* Work instructions *
The answer must be every entry, given again word for word.

* Record extracts *
★ ★ ★

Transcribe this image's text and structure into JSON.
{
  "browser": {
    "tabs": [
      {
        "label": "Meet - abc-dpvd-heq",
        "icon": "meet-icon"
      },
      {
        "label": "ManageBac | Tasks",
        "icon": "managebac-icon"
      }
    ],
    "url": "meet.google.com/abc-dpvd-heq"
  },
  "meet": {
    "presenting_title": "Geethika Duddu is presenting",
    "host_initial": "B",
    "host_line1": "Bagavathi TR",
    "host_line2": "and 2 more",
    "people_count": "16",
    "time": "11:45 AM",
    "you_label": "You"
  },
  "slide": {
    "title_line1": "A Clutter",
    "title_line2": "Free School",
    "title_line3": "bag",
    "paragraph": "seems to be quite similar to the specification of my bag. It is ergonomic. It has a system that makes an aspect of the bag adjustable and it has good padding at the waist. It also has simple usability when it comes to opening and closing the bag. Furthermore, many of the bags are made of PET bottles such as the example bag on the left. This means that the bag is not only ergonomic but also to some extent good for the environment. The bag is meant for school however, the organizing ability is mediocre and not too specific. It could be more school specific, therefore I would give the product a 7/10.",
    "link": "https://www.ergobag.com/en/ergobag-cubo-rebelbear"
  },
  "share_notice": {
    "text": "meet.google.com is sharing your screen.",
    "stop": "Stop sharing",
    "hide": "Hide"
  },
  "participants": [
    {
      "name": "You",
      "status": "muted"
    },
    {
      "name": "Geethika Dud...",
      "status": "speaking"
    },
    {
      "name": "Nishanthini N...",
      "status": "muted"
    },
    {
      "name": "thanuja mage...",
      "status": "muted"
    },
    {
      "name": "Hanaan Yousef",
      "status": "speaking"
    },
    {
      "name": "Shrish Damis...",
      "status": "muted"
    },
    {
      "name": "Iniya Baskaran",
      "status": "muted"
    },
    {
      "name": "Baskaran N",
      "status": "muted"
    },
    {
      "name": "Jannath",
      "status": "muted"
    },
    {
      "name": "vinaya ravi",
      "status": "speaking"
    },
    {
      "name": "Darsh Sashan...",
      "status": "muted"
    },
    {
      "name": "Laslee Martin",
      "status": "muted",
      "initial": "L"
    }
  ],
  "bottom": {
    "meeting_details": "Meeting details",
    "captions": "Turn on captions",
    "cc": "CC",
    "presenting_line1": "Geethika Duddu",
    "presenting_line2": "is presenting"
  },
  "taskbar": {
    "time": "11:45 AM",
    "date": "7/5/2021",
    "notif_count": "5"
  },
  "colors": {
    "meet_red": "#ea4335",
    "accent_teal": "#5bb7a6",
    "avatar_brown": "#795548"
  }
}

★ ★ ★

* Task output *
Transcribe this image's text and structure into JSON.
{
  "browser": {
    "tabs": [
      {
        "label": "Meet - abc-dpvd-heq",
        "icon": "meet-icon"
      },
      {
        "label": "ManageBac | Tasks",
        "icon": "managebac-icon"
      }
    ],
    "url": "meet.google.com/abc-dpvd-heq"
  },
  "meet": {
    "presenting_title": "Geethika Duddu is presenting",
    "host_initial": "B",
    "host_line1": "Bagavathi TR",
    "host_line2": "and 2 more",
    "people_count": "16",
    "time": "11:45 AM",
    "you_label": "You"
  },
  "slide": {
    "title_line1": "A Clutter",
    "title_line2": "Free School",
    "title_line3": "bag",
    "paragraph": "seems to be quite similar to the specification of my bag. It is ergonomic. It has a system that makes an aspect of the bag adjustable and it has good padding at the waist. It also has simple usability when it comes to opening and closing the bag. Furthermore, many of the bags are made of PET bottles such as the example bag on the left. This means that the bag is not only ergonomic but also to some extent good for the environment. The bag is meant for school however, the organizing ability is mediocre and not too specific. It could be more school specific, therefore I would give the product a 7/10.",
    "link": "https://www.ergobag.com/en/ergobag-cubo-rebelbear"
  },
  "share_notice": {
    "text": "meet.google.com is sharing your screen.",
    "stop": "Stop sharing",
    "hide": "Hide"
  },
  "participants": [
    {
      "name": "You",
      "status": "muted"
    },
    {
      "name": "Geethika Dud...",
      "status": "speaking"
    },
    {
      "name": "Nishanthini N...",
      "status": "muted"
    },
    {
      "name": "thanuja mage...",
      "status": "muted"
    },
    {
      "name": "Hanaan Yousef",
      "status": "speaking"
    },
    {
      "name": "Shrish Damis...",
      "status": "muted"
    },
    {
      "name": "Iniya Baskaran",
      "status": "muted"
    },
    {
      "name": "Baskaran N",
      "status": "muted"
    },
    {
      "name": "Jannath",
      "status": "muted"
    },
    {
      "name": "vinaya ravi",
      "status": "speaking"
    },
    {
      "name": "Darsh Sashan...",
      "status": "muted"
    },
    {
      "name": "Laslee Martin",
      "status": "muted",
      "initial": "L"
    }
  ],
  "bottom": {
    "meeting_details": "Meeting details",
    "captions": "Turn on captions",
    "cc": "CC",
    "presenting_line1": "Geethika Duddu",
    "presenting_line2": "is presenting"
  },
  "taskbar": {
    "time": "11:45 AM",
    "date": "7/5/2021",
    "notif_count": "5"
  },
  "colors": {
    "meet_red": "#ea4335",
    "accent_teal": "#5bb7a6",
    "avatar_brown": "#795548"
  }
}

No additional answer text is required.